When critics sample Bordeaux wine’s 2015 vintage next month, producers will find out if it’s as good as they claim. If so, prices could unwed from what’s driving them lower: China’s slowdown.
The Asian nation’s demand for fine wine exploded in 2008 when Hong Kong abolished a 40 percent wine duty. Producers of the world’s most sought-after wines raised prices in the late 2000s to meet growing appetite in China, now the world’s biggest Bordeaux importer by volume. Since then, China’s crackdown on graft and its economic malaise has dented sales -- resulting in the worst price crash in the wine industry for four decades.

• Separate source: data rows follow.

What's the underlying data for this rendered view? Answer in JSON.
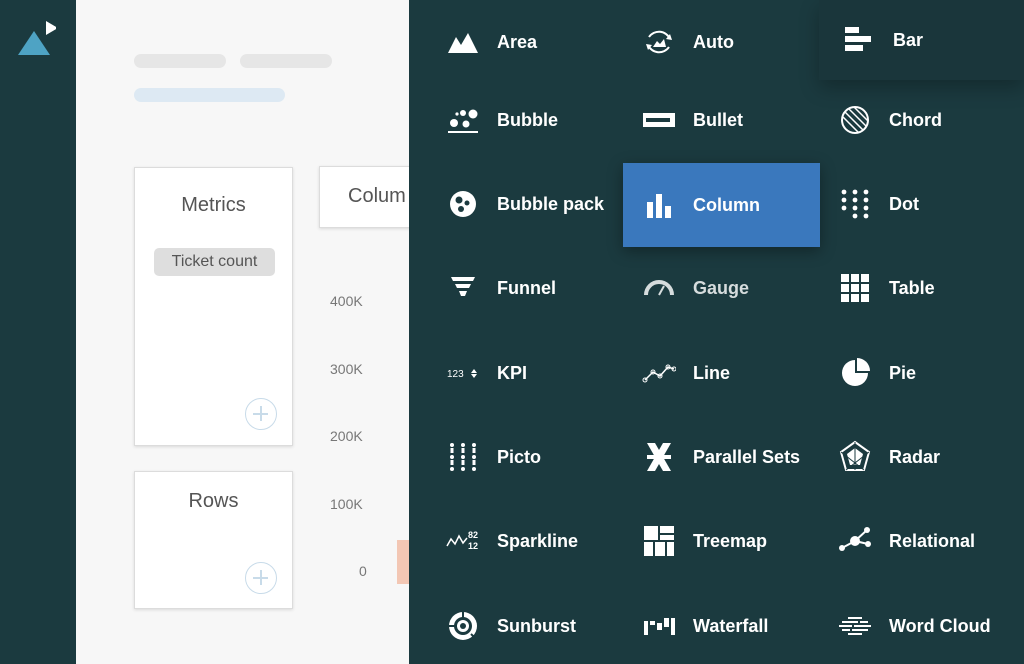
{
  "builder": {
    "metrics_title": "Metrics",
    "metric_chip": "Ticket count",
    "rows_title": "Rows",
    "column_title": "Colum",
    "y_ticks": [
      "400K",
      "300K",
      "200K",
      "100K",
      "0"
    ]
  },
  "picker": {
    "items": [
      {
        "label": "Area",
        "icon": "area-icon"
      },
      {
        "label": "Auto",
        "icon": "auto-icon"
      },
      {
        "label": "Bar",
        "icon": "bar-icon"
      },
      {
        "label": "Bubble",
        "icon": "bubble-icon"
      },
      {
        "label": "Bullet",
        "icon": "bullet-icon"
      },
      {
        "label": "Chord",
        "icon": "chord-icon"
      },
      {
        "label": "Bubble pack",
        "icon": "bubble-pack-icon"
      },
      {
        "label": "Column",
        "icon": "column-icon"
      },
      {
        "label": "Dot",
        "icon": "dot-icon"
      },
      {
        "label": "Funnel",
        "icon": "funnel-icon"
      },
      {
        "label": "Gauge",
        "icon": "gauge-icon"
      },
      {
        "label": "Table",
        "icon": "table-icon"
      },
      {
        "label": "KPI",
        "icon": "kpi-icon",
        "icon_text": "123"
      },
      {
        "label": "Line",
        "icon": "line-icon"
      },
      {
        "label": "Pie",
        "icon": "pie-icon"
      },
      {
        "label": "Picto",
        "icon": "picto-icon"
      },
      {
        "label": "Parallel Sets",
        "icon": "parallel-sets-icon"
      },
      {
        "label": "Radar",
        "icon": "radar-icon"
      },
      {
        "label": "Sparkline",
        "icon": "sparkline-icon",
        "icon_text_top": "82",
        "icon_text_bottom": "12"
      },
      {
        "label": "Treemap",
        "icon": "treemap-icon"
      },
      {
        "label": "Relational",
        "icon": "relational-icon"
      },
      {
        "label": "Sunburst",
        "icon": "sunburst-icon"
      },
      {
        "label": "Waterfall",
        "icon": "waterfall-icon"
      },
      {
        "label": "Word Cloud",
        "icon": "word-cloud-icon"
      }
    ],
    "selected": "Column"
  },
  "colors": {
    "rail": "#1b3a3f",
    "panel": "#1b3a3f",
    "selected": "#3a78bd",
    "logo_triangle": "#4ea3c4"
  }
}
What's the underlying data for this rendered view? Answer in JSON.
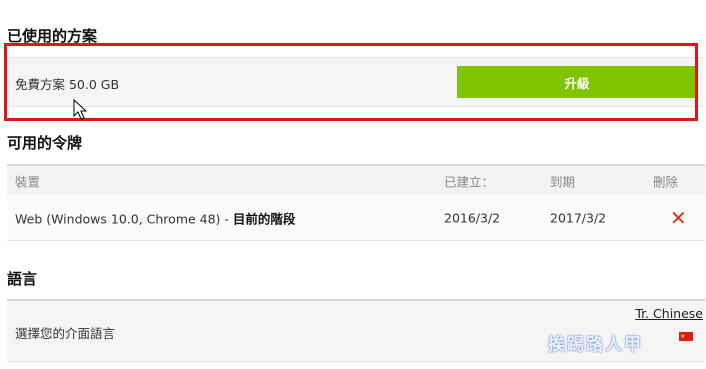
{
  "sections": {
    "plan_title": "已使用的方案",
    "tokens_title": "可用的令牌",
    "language_title": "語言"
  },
  "plan": {
    "name": "免費方案 50.0 GB",
    "upgrade_label": "升級"
  },
  "tokens": {
    "columns": {
      "device": "裝置",
      "created": "已建立：",
      "expires": "到期",
      "delete": "刪除"
    },
    "rows": [
      {
        "device": "Web (Windows 10.0, Chrome 48) - ",
        "current": "目前的階段",
        "created": "2016/3/2",
        "expires": "2017/3/2"
      }
    ]
  },
  "language": {
    "label": "選擇您的介面語言",
    "current": "Tr. Chinese"
  },
  "watermark": "挨踢路人甲",
  "colors": {
    "accent": "#7ec400",
    "highlight": "#e0141a",
    "delete": "#d8331c"
  },
  "icons": {
    "delete": "x-icon",
    "flag": "flag-icon",
    "cursor": "mouse-pointer-icon"
  }
}
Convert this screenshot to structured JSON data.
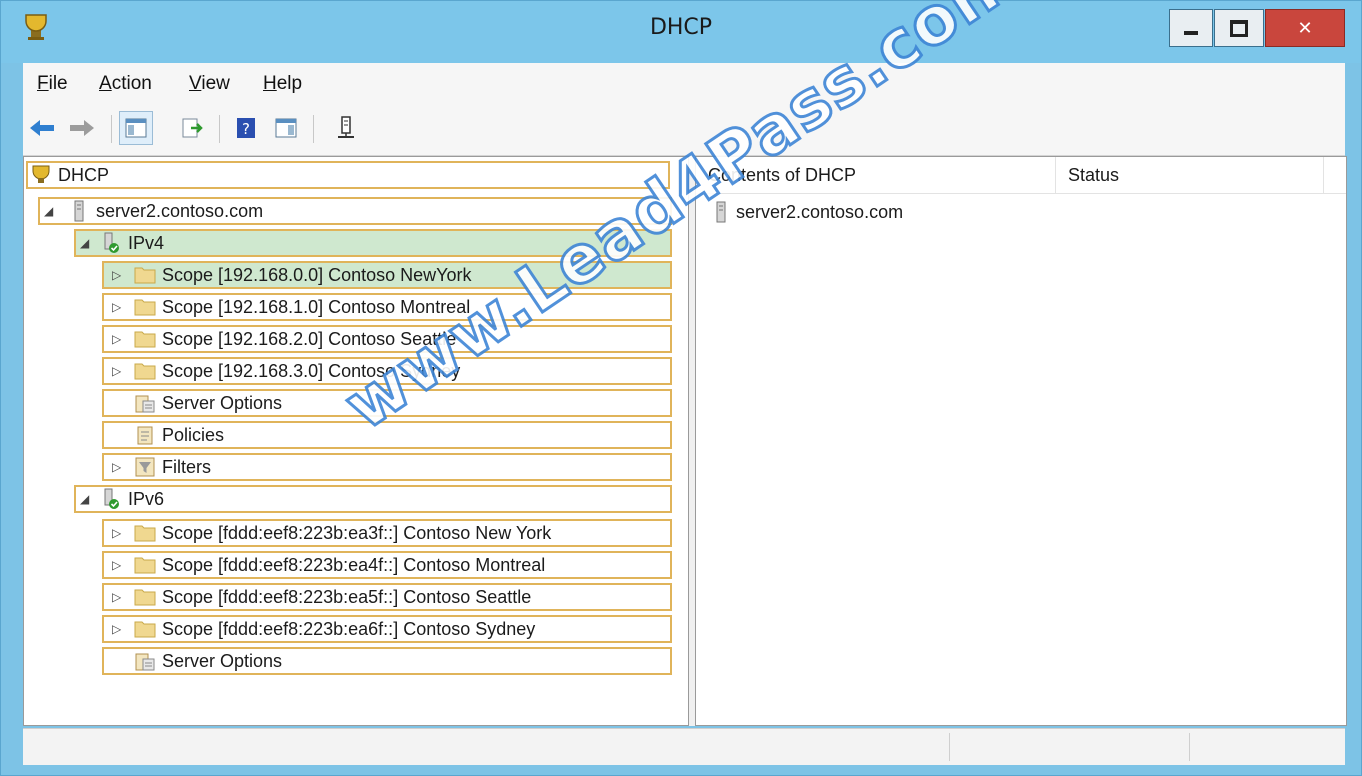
{
  "window": {
    "title": "DHCP"
  },
  "menu": [
    "File",
    "Action",
    "View",
    "Help"
  ],
  "toolbar": {
    "buttons": [
      "back-icon",
      "forward-icon",
      "show-hide-tree-icon",
      "export-list-icon",
      "help-icon",
      "action-pane-icon",
      "server-icon"
    ]
  },
  "tree": {
    "root": "DHCP",
    "server": "server2.contoso.com",
    "ipv4": {
      "label": "IPv4",
      "scopes": [
        "Scope [192.168.0.0] Contoso NewYork",
        "Scope [192.168.1.0] Contoso Montreal",
        "Scope [192.168.2.0] Contoso Seattle",
        "Scope [192.168.3.0] Contoso Sydney"
      ],
      "server_options": "Server Options",
      "policies": "Policies",
      "filters": "Filters"
    },
    "ipv6": {
      "label": "IPv6",
      "scopes": [
        "Scope [fddd:eef8:223b:ea3f::] Contoso New York",
        "Scope [fddd:eef8:223b:ea4f::] Contoso Montreal",
        "Scope [fddd:eef8:223b:ea5f::] Contoso Seattle",
        "Scope [fddd:eef8:223b:ea6f::] Contoso Sydney"
      ],
      "server_options": "Server Options"
    }
  },
  "list": {
    "columns": [
      "Contents of DHCP",
      "Status"
    ],
    "rows": [
      {
        "name": "server2.contoso.com",
        "status": ""
      }
    ]
  },
  "watermark": "www.Lead4Pass.com",
  "colors": {
    "titlebar": "#7cc6ea",
    "selected_row": "#cfe8cf",
    "row_border": "#e0b45a",
    "close_button": "#c9463d"
  }
}
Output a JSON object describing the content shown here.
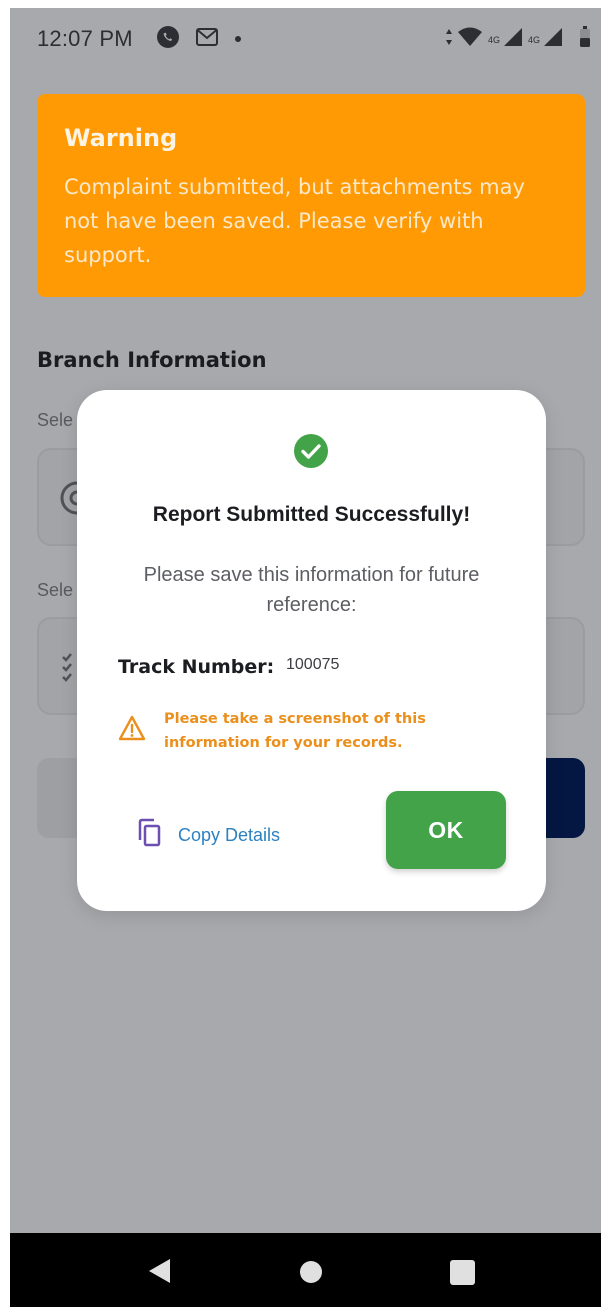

Favorable weather points to 2015 being the best year for Bordeaux since 2010, which could reignite prices. Still, producers will need traditional markets like the U.S. to pick up the slack from Asia, said Justin Gibbs, co-founder of Liv-ex. “It’s not going to be China that comes back,” he said. “They got burned and they are out.”